A clear understanding of what constitutes the contract documents and the revisions, if any, is one of the most urgent aspects of construction contracting. Furthermore, a precise list of what constitutes the contractors obligation under the contract is essential to proper performance of the contract by the contractor.
In general, the contract documents should be identified and agreed to by both parties. A listing of the contract documents should be included as part of every contract. Contract documents generally include the following:
Plans (list each plan and revision date of each plan, together with title) Specifications, properly identified, a copy initialed by each party and in the possession of each party
The agreement, or contract (Art. 17.8)
General conditions
Soil borings
Existing site plan
Special conditions
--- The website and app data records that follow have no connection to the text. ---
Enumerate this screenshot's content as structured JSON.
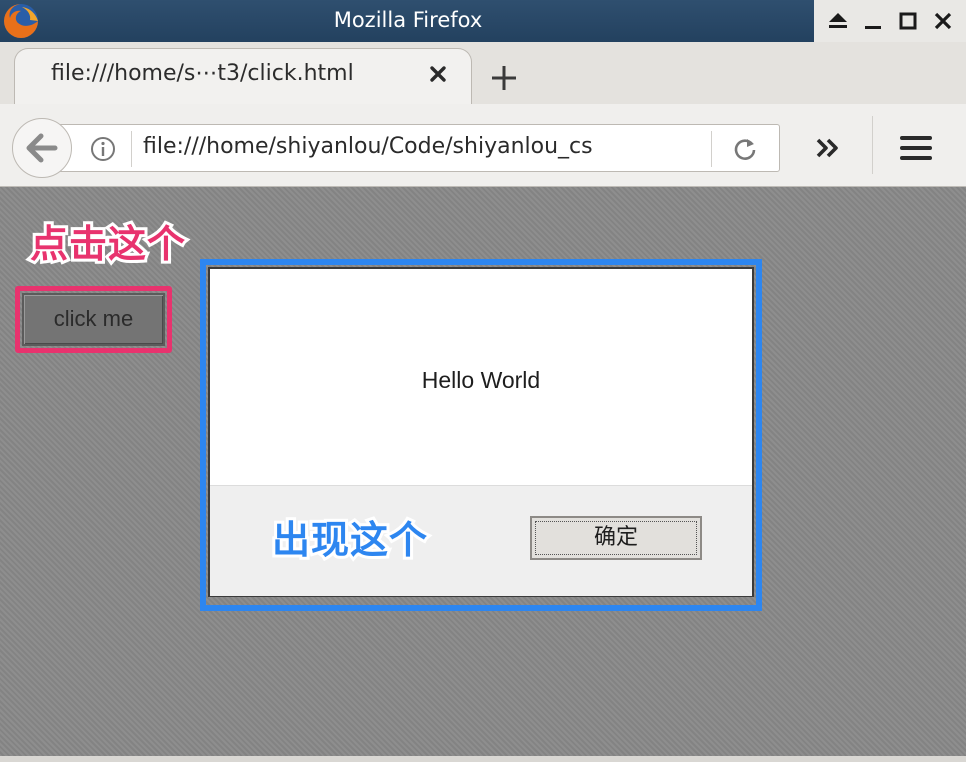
{
  "window": {
    "title": "Mozilla Firefox",
    "logo_icon": "firefox-logo-icon",
    "buttons": [
      "eject-icon",
      "minimize-icon",
      "maximize-icon",
      "close-icon"
    ]
  },
  "tabs": [
    {
      "title": "file:///home/s⋯t3/click.html",
      "close_icon": "close-tab-icon",
      "active": true
    }
  ],
  "new_tab_icon": "plus-icon",
  "navbar": {
    "back_icon": "back-arrow-icon",
    "info_icon": "info-icon",
    "url": "file:///home/shiyanlou/Code/shiyanlou_cs",
    "reload_icon": "reload-icon",
    "overflow_icon": "chevron-double-right-icon",
    "menu_icon": "hamburger-menu-icon"
  },
  "page": {
    "annotation_click": "点击这个",
    "click_button_label": "click me",
    "annotation_appear": "出现这个",
    "alert": {
      "message": "Hello World",
      "ok_label": "确定"
    }
  },
  "colors": {
    "annotation_pink": "#e8336e",
    "annotation_blue": "#2d86f0",
    "titlebar": "#2f4f6f",
    "content_bg": "#888888"
  }
}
Original proposal (if it contains alternatives and unit prices, and these are not repeated in the contract)
Invitation (if it contains data on completion dates or other information that is not repeated in the contract)
Addenda (if any)
The contractor should repeat and list the contract documents in each subcontract and purchase order (Arts. 17.10.1 and 17.11).
It is essential to have a properly drawn and understood list of the contract documents agreed to by all parties if construction management is to proceed smoothly and if changes and disputes are to be handled in an orderly manner (Art. 17.14).
To prevent misunderstandings and doubts as to which documents are in the possession of various subcontractors and suppliers for estimating, a properly drafted transmittal form should accompany each transmission of such documents (Fig. 17.2).

Scroll to Top